Welcome to Turbine | Kapohau 21


A liminal space is transitional; it takes you from one state to another, a sensory threshold. There is something deeply liminal about undertaking the MA course at the IIML, and perhaps about writing in general. A story or essay or poem takes you by the hand and leads you through a collection of words, ideas and prompts. When you come out the other side there’s no telling where you’ll have ended up. 

There’s been something liminal about the last year as well. 2021: an in-between stage of an in-between time, the world still caught in the throes of 2020 but doing its best to recover. As the 2021 Adam Foundation Prize winner Sharron Came writes in her short story published here, ‘In a world composed of matt black boots and bright white concrete, they were drawn to the grey.’ The pieces that have found their way into this issue seem to explore that sense of being in limbo, of trying to find something to anchor oneself in place. Whether it’s the quiet courage of an animal encounter in Kathryn van Beek’s short story, The Hedgehog, or Nkhaya Paulsen-More’s essay Third Culture Kid on growing up between Aotearoa and South Africa, the pieces here delve deep into what gives us a sense of belonging. They twist and turn and cast shadows, and sometimes act out, waging wars on neighbourhood cats (Harry Goddard’s Ferals), or throwing themselves against another’s sanctuary (Megan Jenning’s Home Invasion). The unsurety of the pandemic drapes itself across some of these stories like silk, offering harbingers in Omens and Amends (Stephen Woods) and paranoia in Till It’s Done! (Gerard O’Brien), and even a mirrored strangeness in Anuja Mitra’s Plague Year. 

Connections, and the tangled disconnect within them, also make their way into these pieces. Jiaqiao Liu’s poem explores closeness at a distance through an extended family WeChat, a web of non-consensual translation; Maddie Ballard’s essay strives to find genuine emotion while giving a requiem mass; poets such as Wes Lee and Claire Orchard speak to the gaps and mysteries in families and neighbourhoods. But these connections look to the past as well, exploring ancestry and identity and uncertainties about roots, beautifully portrayed in poems by Rachel Trow and Michael McLane. 

We live in strange times. Art is a way of taking that strangeness, holding it carefully around the thorns (it may prick your fingers), and examining its burst of petals and sea brine and rhythm, not knowing what you’ll find. We hope that these pieces illuminate something for you. There are worlds in dewdrops. 

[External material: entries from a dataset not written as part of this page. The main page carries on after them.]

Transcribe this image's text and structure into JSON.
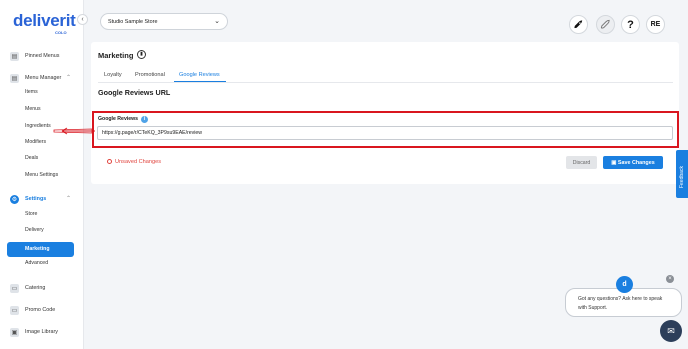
{
  "brand": {
    "name": "deliverit",
    "sub": "COLO"
  },
  "sidebar": {
    "collapse_icon": "‹",
    "items": [
      {
        "label": "Pinned Menus",
        "icon": "pin-icon"
      },
      {
        "label": "Menu Manager",
        "icon": "menu-icon",
        "chevron": "⌃"
      },
      {
        "label": "Items"
      },
      {
        "label": "Menus"
      },
      {
        "label": "Ingredients"
      },
      {
        "label": "Modifiers"
      },
      {
        "label": "Deals"
      },
      {
        "label": "Menu Settings"
      },
      {
        "label": "Settings",
        "icon": "gear-icon",
        "chevron": "⌃"
      },
      {
        "label": "Store"
      },
      {
        "label": "Delivery"
      },
      {
        "label": "Marketing"
      },
      {
        "label": "Advanced"
      },
      {
        "label": "Catering",
        "icon": "catering-icon"
      },
      {
        "label": "Promo Code",
        "icon": "promo-icon"
      },
      {
        "label": "Image Library",
        "icon": "image-icon"
      }
    ]
  },
  "topbar": {
    "store": "Studio Sample Store",
    "chevron": "⌄",
    "icons": [
      "rocket-icon",
      "rocket-icon-2",
      "help-icon"
    ],
    "help": "?",
    "user_initials": "RE"
  },
  "page": {
    "title": "Marketing",
    "tabs": [
      "Loyalty",
      "Promotional",
      "Google Reviews"
    ],
    "active_tab": "Google Reviews",
    "section_title": "Google Reviews URL",
    "field_label": "Google Reviews",
    "info": "i",
    "field_value": "https://g.page/r/CTeKQ_3P9su9EAE/review",
    "unsaved": "Unsaved Changes",
    "discard": "Discard",
    "save": "Save Changes"
  },
  "feedback": "Feedback",
  "chat": {
    "line1": "Got any questions? Ask here to speak",
    "line2": "with Support.",
    "avatar": "d",
    "close": "×",
    "launcher": "✉"
  },
  "colors": {
    "accent": "#1a7fe0",
    "highlight": "#d9161f",
    "warning": "#e0443e"
  }
}
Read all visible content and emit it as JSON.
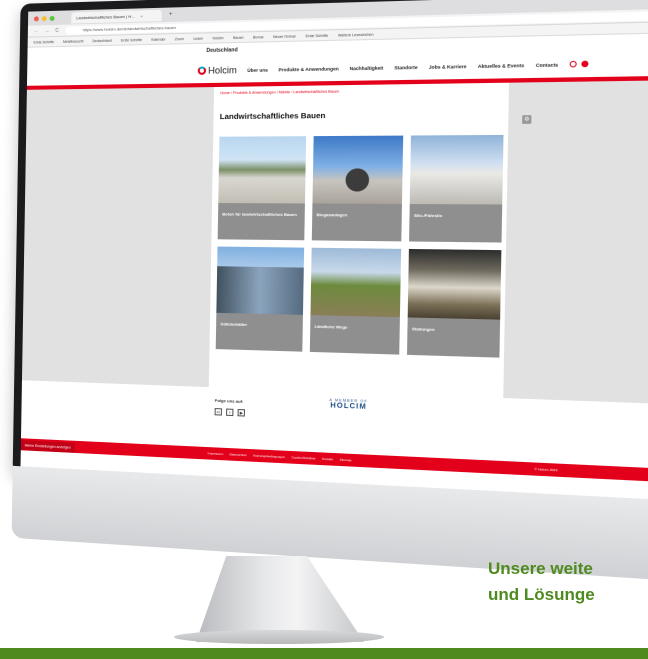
{
  "browser": {
    "tab_title": "Landwirtschaftliches Bauen | H…",
    "tab_close": "×",
    "tab_add": "+",
    "back": "←",
    "forward": "→",
    "reload": "C",
    "url": "https://www.holcim.de/de/landwirtschaftliches-bauen",
    "bookmarks": [
      "Erste Schritte",
      "Meistbesucht",
      "Deutschland",
      "Erste Schritte",
      "Kalender",
      "Zoom",
      "Lesen",
      "Holcim",
      "Bauen",
      "Bonus",
      "Neuer Ordner",
      "Erste Schritte",
      "Weitere Lesezeichen"
    ]
  },
  "site": {
    "country": "Deutschland",
    "logo": "Holcim",
    "menu": [
      "Über uns",
      "Produkte & Anwendungen",
      "Nachhaltigkeit",
      "Standorte",
      "Jobs & Karriere",
      "Aktuelles & Events",
      "Contacts"
    ],
    "breadcrumb": "Home  /  Produkte & Anwendungen  /  Märkte  /  Landwirtschaftliches Bauen",
    "page_title": "Landwirtschaftliches Bauen",
    "cards": [
      {
        "label": "Beton für landwirtschaftliches Bauen"
      },
      {
        "label": "Biogasanlagen"
      },
      {
        "label": "Silo-/Fahrsilo"
      },
      {
        "label": "Güllebehälter"
      },
      {
        "label": "Ländliche Wege"
      },
      {
        "label": "Stallungen"
      }
    ],
    "follow_label": "Folge uns auf:",
    "social": [
      "in",
      "f",
      "▶"
    ],
    "member_sub": "A MEMBER OF",
    "member_name": "HOLCIM",
    "footer_links": [
      "Impressum",
      "Datenschutz",
      "Nutzungsbedingungen",
      "Cookie-Richtlinie",
      "Kontakt",
      "Sitemap"
    ],
    "cookie_button": "Meine Einstellungen anzeigen",
    "copyright": "© Holcim 2023"
  },
  "promo": {
    "line1": "Unsere weite",
    "line2": "und Lösunge"
  },
  "colors": {
    "brand_red": "#e2001a",
    "holcim_blue": "#1d4e89",
    "promo_green": "#4f8a1f"
  }
}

Thank you to everyone who helped with crafting this editionKatie Hardwick-Smith for all her calm support, Chris Price for wisely nudging us along, Robbie Duncan for guiding writers through their audio recordings, Rachel O’Neill for making the publication look so professional, and especially all of the writers who have generously shared their work with us. 

We would like thank everyone who submitted—there was more great work than we were able to publish, and it was a privilege to read all of your words.


Charlotte Doyle, Joe Parker and Zoe Higgins have come through their MAs very tired but more-or-less intact. They’re grateful to everyone who has given their time and work to Turbine | Kapohau, and are excited about the issue!